HHIIcon of the Resurrection, with the MonogenisWM 1

Icon of the Resurrection, with the Monogenis

The icons of the Resurrection – the Harrowing of Hades have many variations, each presenting different combinations of figures and scenes that you can see on the panel. The given icon is distinguished for the inclusion of “The Only Begotten Son” scene, also called the Monogenis. It is one of 16 scenes painted by a presumably Palekh master in the 1840s. This piece occupies a special place in our private collection and our hearts. Let’s get a closer look at the icon of the Resurrection, with the Monogenis, Four Evangelists, and Church Feasts in 16 border scenes.

Icon of the Resurrection, with the Monogenis

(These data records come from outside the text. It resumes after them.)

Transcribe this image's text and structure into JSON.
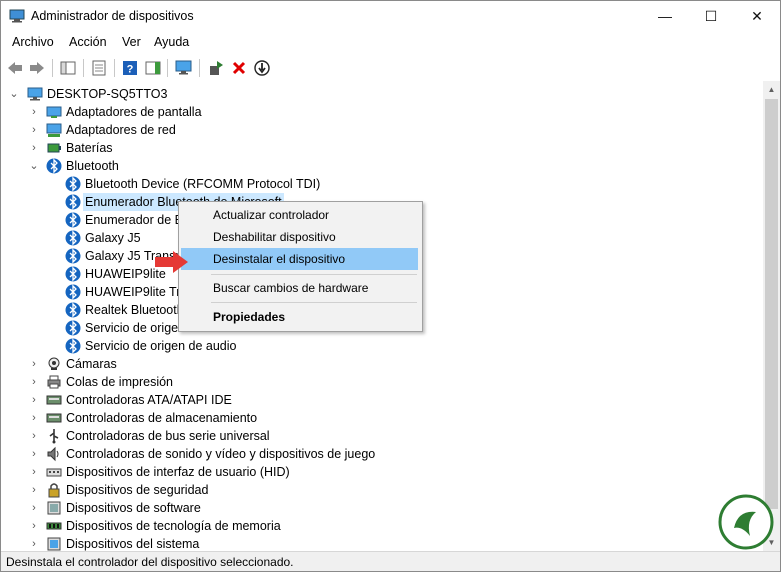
{
  "window": {
    "title": "Administrador de dispositivos"
  },
  "menu": [
    "Archivo",
    "Acción",
    "Ver",
    "Ayuda"
  ],
  "tree": {
    "root": "DESKTOP-SQ5TTO3",
    "categories_top": [
      "Adaptadores de pantalla",
      "Adaptadores de red",
      "Baterías"
    ],
    "bluetooth": {
      "label": "Bluetooth",
      "children": [
        "Bluetooth Device (RFCOMM Protocol TDI)",
        "Enumerador Bluetooth de Microsoft",
        "Enumerador de Bl",
        "Galaxy J5",
        "Galaxy J5 Transpo",
        "HUAWEIP9lite",
        "HUAWEIP9lite Tran",
        "Realtek Bluetooth",
        "Servicio de origen de audio",
        "Servicio de origen de audio"
      ]
    },
    "categories_bottom": [
      "Cámaras",
      "Colas de impresión",
      "Controladoras ATA/ATAPI IDE",
      "Controladoras de almacenamiento",
      "Controladoras de bus serie universal",
      "Controladoras de sonido y vídeo y dispositivos de juego",
      "Dispositivos de interfaz de usuario (HID)",
      "Dispositivos de seguridad",
      "Dispositivos de software",
      "Dispositivos de tecnología de memoria",
      "Dispositivos del sistema"
    ]
  },
  "context_menu": {
    "items": [
      "Actualizar controlador",
      "Deshabilitar dispositivo",
      "Desinstalar el dispositivo",
      "Buscar cambios de hardware",
      "Propiedades"
    ],
    "highlighted": "Desinstalar el dispositivo"
  },
  "status": "Desinstala el controlador del dispositivo seleccionado.",
  "colors": {
    "selection": "#cce8ff",
    "menu_highlight": "#91c9f7",
    "bluetooth": "#1565c0",
    "arrow": "#e53935",
    "toolbar_green": "#2e7d32",
    "toolbar_red": "#e00000"
  },
  "icons": {
    "app": "device-manager-icon",
    "root": "computer-icon",
    "bluetooth": "bluetooth-icon",
    "uninstall": "red-x-icon"
  }
}
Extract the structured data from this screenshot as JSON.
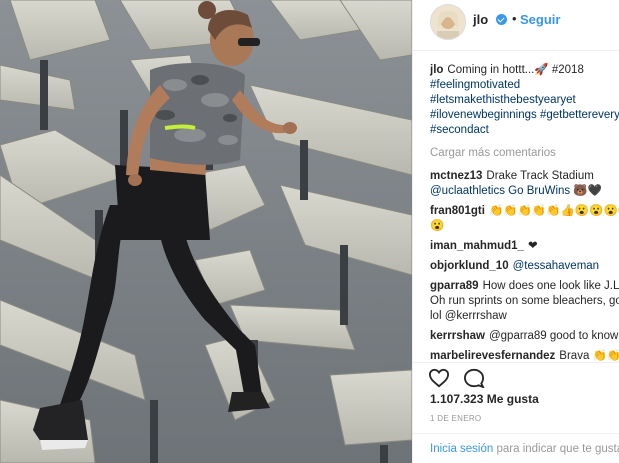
{
  "header": {
    "username": "jlo",
    "separator": "•",
    "follow_label": "Seguir"
  },
  "caption": {
    "username": "jlo",
    "lines": [
      "Coming in hottt...🚀 #2018",
      "#feelingmotivated",
      "#letsmakethisthebestyearyet",
      "#ilovenewbeginnings #getbetterevery",
      "#secondact"
    ]
  },
  "load_more_label": "Cargar más comentarios",
  "comments": [
    {
      "user": "mctnez13",
      "lines": [
        "Drake Track Stadium",
        "@uclaathletics Go BruWins 🐻🖤"
      ]
    },
    {
      "user": "fran801gti",
      "lines": [
        "👏👏👏👏👏👍😮😮😮😮",
        "😮"
      ]
    },
    {
      "user": "iman_mahmud1_",
      "lines": [
        "❤"
      ]
    },
    {
      "user": "objorklund_10",
      "lines": [
        "@tessahaveman"
      ]
    },
    {
      "user": "gparra89",
      "lines": [
        "How does one look like J.LO?",
        "Oh run sprints on some bleachers, go",
        "lol @kerrrshaw"
      ]
    },
    {
      "user": "kerrrshaw",
      "lines": [
        "@gparra89 good to know!"
      ]
    },
    {
      "user": "marbelirevesfernandez",
      "lines": [
        "Brava 👏👏"
      ]
    }
  ],
  "actions": {
    "like_icon": "heart-icon",
    "comment_icon": "comment-bubble-icon"
  },
  "likes": {
    "count": "1.107.323",
    "label": "Me gusta"
  },
  "date": "1 DE ENERO",
  "login": {
    "link_label": "Inicia sesión",
    "rest_label": "para indicar que te gusta"
  },
  "colors": {
    "accent": "#3897f0",
    "hashtag": "#003569",
    "muted": "#999999",
    "text": "#262626"
  }
}
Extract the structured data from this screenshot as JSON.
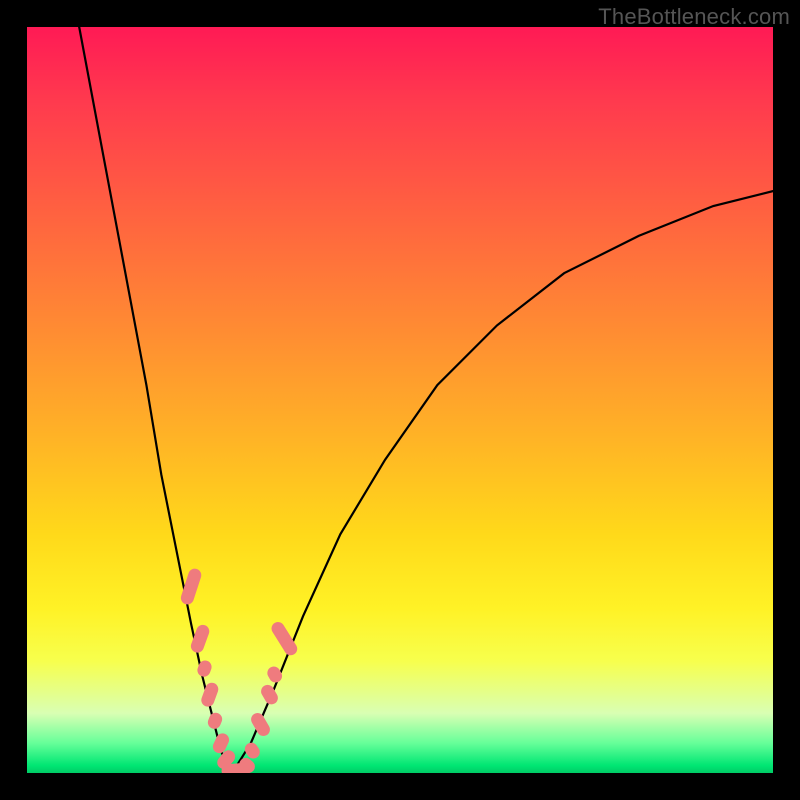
{
  "watermark": "TheBottleneck.com",
  "chart_data": {
    "type": "line",
    "title": "",
    "xlabel": "",
    "ylabel": "",
    "xlim": [
      0,
      100
    ],
    "ylim": [
      0,
      100
    ],
    "background_gradient_note": "vertical rainbow gradient red→green indicating mismatch (red high) to match (green low)",
    "series": [
      {
        "name": "left-curve",
        "x": [
          7,
          10,
          13,
          16,
          18,
          20,
          22,
          23.5,
          25,
          26,
          26.8,
          27.5
        ],
        "y": [
          100,
          84,
          68,
          52,
          40,
          30,
          20,
          13,
          7,
          3,
          1,
          0
        ]
      },
      {
        "name": "right-curve",
        "x": [
          27.5,
          30,
          33,
          37,
          42,
          48,
          55,
          63,
          72,
          82,
          92,
          100
        ],
        "y": [
          0,
          4,
          11,
          21,
          32,
          42,
          52,
          60,
          67,
          72,
          76,
          78
        ]
      }
    ],
    "markers": {
      "name": "cluster-pink",
      "color": "#ef7b7e",
      "approx_note": "pill-shaped pink markers clustered near valley on both curves",
      "points": [
        {
          "x": 22.0,
          "y": 25,
          "len": 9,
          "angle": -72
        },
        {
          "x": 23.2,
          "y": 18,
          "len": 7,
          "angle": -70
        },
        {
          "x": 23.8,
          "y": 14,
          "len": 4,
          "angle": -70
        },
        {
          "x": 24.5,
          "y": 10.5,
          "len": 6,
          "angle": -70
        },
        {
          "x": 25.2,
          "y": 7,
          "len": 4,
          "angle": -68
        },
        {
          "x": 26.0,
          "y": 4,
          "len": 5,
          "angle": -65
        },
        {
          "x": 26.7,
          "y": 1.8,
          "len": 5,
          "angle": -50
        },
        {
          "x": 28.0,
          "y": 0.4,
          "len": 7,
          "angle": -5
        },
        {
          "x": 29.5,
          "y": 1.0,
          "len": 4,
          "angle": 40
        },
        {
          "x": 30.2,
          "y": 3.0,
          "len": 4,
          "angle": 55
        },
        {
          "x": 31.3,
          "y": 6.5,
          "len": 6,
          "angle": 60
        },
        {
          "x": 32.5,
          "y": 10.5,
          "len": 5,
          "angle": 60
        },
        {
          "x": 33.2,
          "y": 13.2,
          "len": 4,
          "angle": 60
        },
        {
          "x": 34.5,
          "y": 18.0,
          "len": 9,
          "angle": 58
        }
      ]
    }
  }
}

The scene of “The Resurrection – The Harrowing of Hades,” which is traditionally a centerpiece of the icon, is surrounded by the Twelve Great and Minor Feasts. Such works were especially popular back in the 18th and 19th centuries, which is why the production of the Resurrection icons was put on stream, with icon painters meeting the financial capabilities and taste preferences of any commissioner of the time. Palekh, a settlement in central Russia, gave birth to quite a few iconographers who were the first to have developed various religious schemes and standardized the techniques.

The composition of the icon of the Resurrection typically consists of several scenes. Their number depends on the icon’s size and the icon painter’s skills. In the featured piece, we see only a few such parts. Special attention should be paid to the Monogenis, or “The Only Begotten Son” board. It is placed in the medallion, which is right in the center of the upmost tier. In the scene, there is an illustration of a troparion (a hymn) to the Church teaching on the Economy of Salvation. The fact that it was included in the composition and deliberately emphasized means that the icon painter(s) might have wanted to stress the eschatological nature of the whole icon.

There are several things that make this icon of the Resurrection particularly precious. First and foremost, it is a miniature manner of painting, which is a sign of the iconographer’s meticulous artistry. Also, pay attention to the dry gold hatching and dark color pallet because both parameters are the attributes of the traditionalist movement widespread in Russian icon art in the second quarter of the 19th century. Last but not least, the icon of the Resurrection features a Baroque-style silver embossed oklad executed in St. Petersburg in 1849. It seems as if the framing is in harmony with the color code and mood, which adds finishing touches to the holy work.